GOAL OF THE EXERCISE ▸ Below are records. Copy every line with "view" in it.

STUDY MATERIAL ▸

= = = =

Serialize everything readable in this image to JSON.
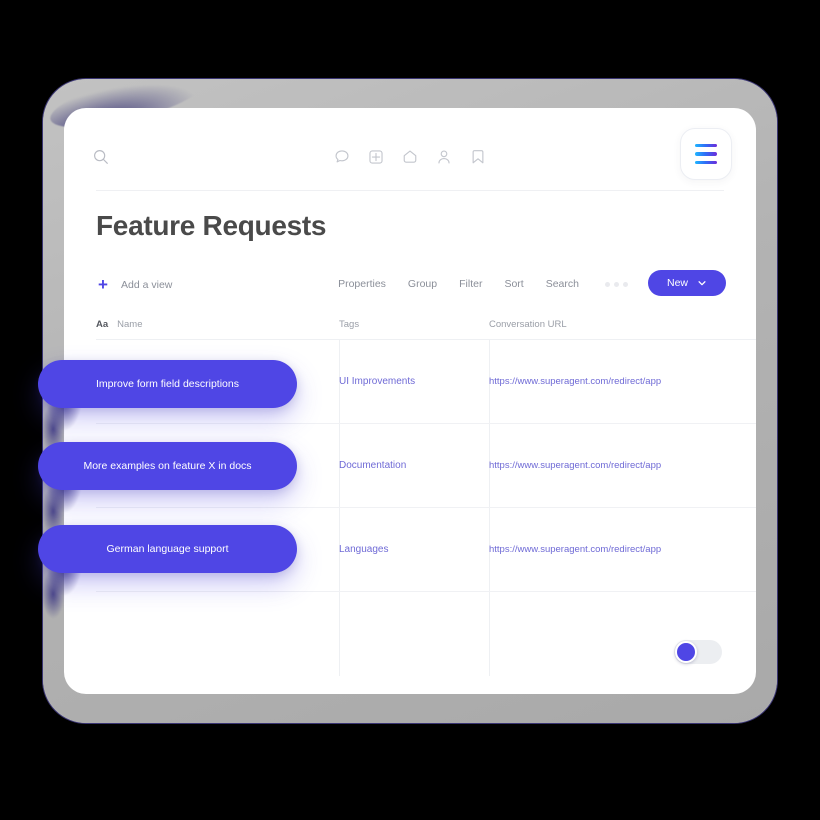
{
  "header": {
    "search_icon": "search-icon",
    "nav_icons": [
      {
        "name": "chat-bubble-icon",
        "label": "Messages"
      },
      {
        "name": "grid-plus-icon",
        "label": "Apps"
      },
      {
        "name": "home-icon",
        "label": "Home"
      },
      {
        "name": "user-icon",
        "label": "Profile"
      },
      {
        "name": "bookmark-icon",
        "label": "Saved"
      }
    ],
    "menu_icon": "hamburger-menu-icon",
    "menu_gradient": [
      "#1fb6ff",
      "#2f6df6",
      "#6d2bd9"
    ]
  },
  "page": {
    "title": "Feature Requests"
  },
  "toolbar": {
    "add_view_label": "Add a view",
    "plus_icon": "plus-icon",
    "links": [
      "Properties",
      "Group",
      "Filter",
      "Sort",
      "Search"
    ],
    "overflow_icon": "more-dots-icon",
    "new_button_label": "New",
    "new_button_chevron": "chevron-down-icon",
    "new_button_color": "#4f46e5"
  },
  "table": {
    "columns": [
      {
        "key": "name",
        "label": "Name",
        "type_badge": "Aa"
      },
      {
        "key": "tags",
        "label": "Tags"
      },
      {
        "key": "url",
        "label": "Conversation URL"
      }
    ],
    "rows": [
      {
        "name": "Improve form field descriptions",
        "tags": "UI Improvements",
        "url": "https://www.superagent.com/redirect/app"
      },
      {
        "name": "More examples on feature X in docs",
        "tags": "Documentation",
        "url": "https://www.superagent.com/redirect/app"
      },
      {
        "name": "German language support",
        "tags": "Languages",
        "url": "https://www.superagent.com/redirect/app"
      }
    ],
    "empty_row_count": 1,
    "pill_color": "#4f46e5",
    "link_color": "#6f6ad6"
  },
  "toggle": {
    "name": "view-toggle",
    "state": "off",
    "knob_color": "#4f46e5",
    "track_color": "#eceef1"
  },
  "frame": {
    "bezel_color": "#b6b6b6",
    "accent_color": "#3a3573",
    "background_color": "#000000"
  }
}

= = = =

COMPLETED TASK ▸
    "add_view_label": "Add a view",
    "name": "view-toggle",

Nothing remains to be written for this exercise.